> _Work order_
Taking the records line by line, how many lines contain the word "question"? Answer with the number only.

────────

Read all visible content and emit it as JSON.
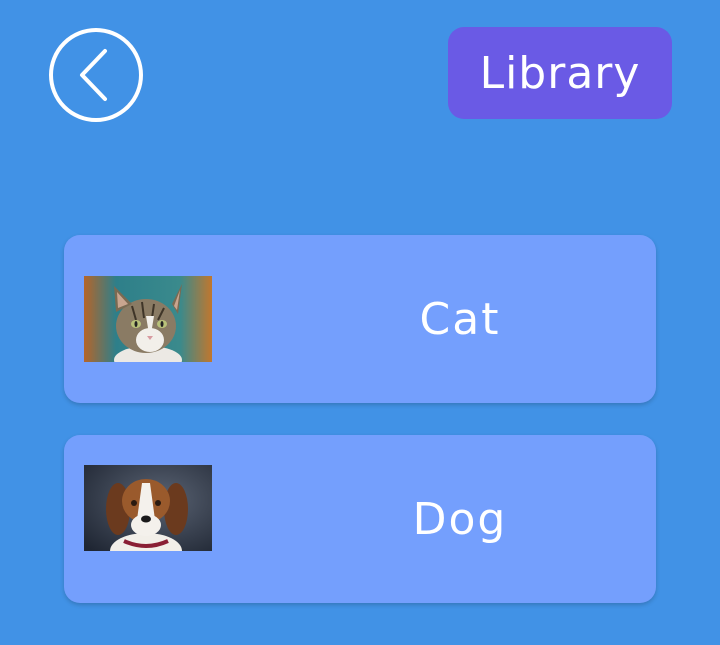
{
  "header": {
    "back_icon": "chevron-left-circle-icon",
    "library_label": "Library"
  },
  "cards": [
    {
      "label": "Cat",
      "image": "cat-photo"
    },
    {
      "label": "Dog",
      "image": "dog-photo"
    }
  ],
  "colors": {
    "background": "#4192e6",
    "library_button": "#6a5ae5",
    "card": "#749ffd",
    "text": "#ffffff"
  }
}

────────

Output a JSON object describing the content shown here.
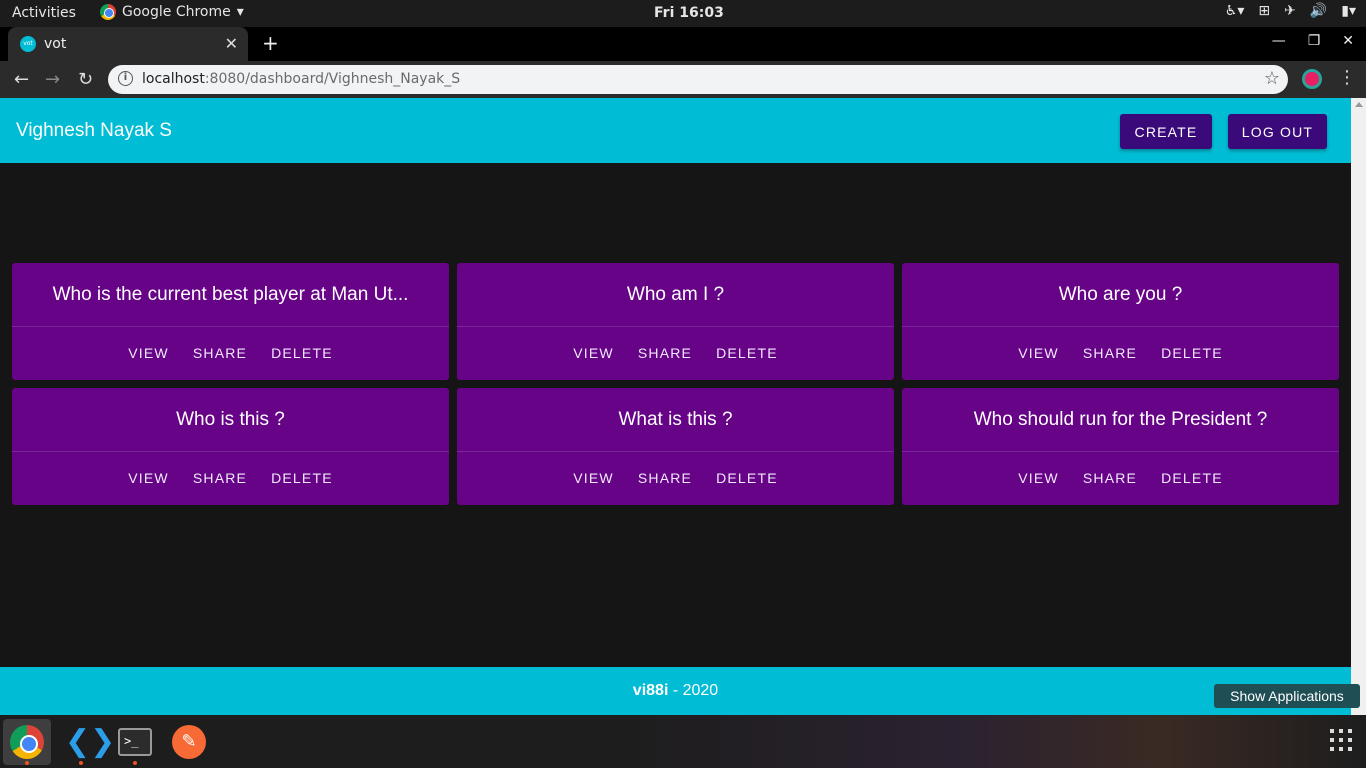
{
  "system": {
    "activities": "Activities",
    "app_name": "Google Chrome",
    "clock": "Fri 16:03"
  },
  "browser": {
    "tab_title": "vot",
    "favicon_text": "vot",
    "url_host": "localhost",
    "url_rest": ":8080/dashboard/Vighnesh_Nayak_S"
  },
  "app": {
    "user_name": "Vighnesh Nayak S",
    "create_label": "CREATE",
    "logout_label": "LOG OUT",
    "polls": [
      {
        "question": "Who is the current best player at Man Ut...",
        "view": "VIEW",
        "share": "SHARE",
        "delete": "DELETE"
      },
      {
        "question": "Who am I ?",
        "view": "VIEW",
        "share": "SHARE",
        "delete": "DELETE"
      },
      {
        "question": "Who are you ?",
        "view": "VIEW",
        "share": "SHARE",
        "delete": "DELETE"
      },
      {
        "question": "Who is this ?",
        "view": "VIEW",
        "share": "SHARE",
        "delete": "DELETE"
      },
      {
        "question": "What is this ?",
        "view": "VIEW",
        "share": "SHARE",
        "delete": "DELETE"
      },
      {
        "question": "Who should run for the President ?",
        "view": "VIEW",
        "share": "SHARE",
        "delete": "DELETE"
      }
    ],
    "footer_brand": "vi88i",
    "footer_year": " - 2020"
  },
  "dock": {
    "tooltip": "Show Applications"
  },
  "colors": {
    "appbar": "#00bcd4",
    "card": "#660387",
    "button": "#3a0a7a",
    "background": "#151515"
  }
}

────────

> _Task response_
6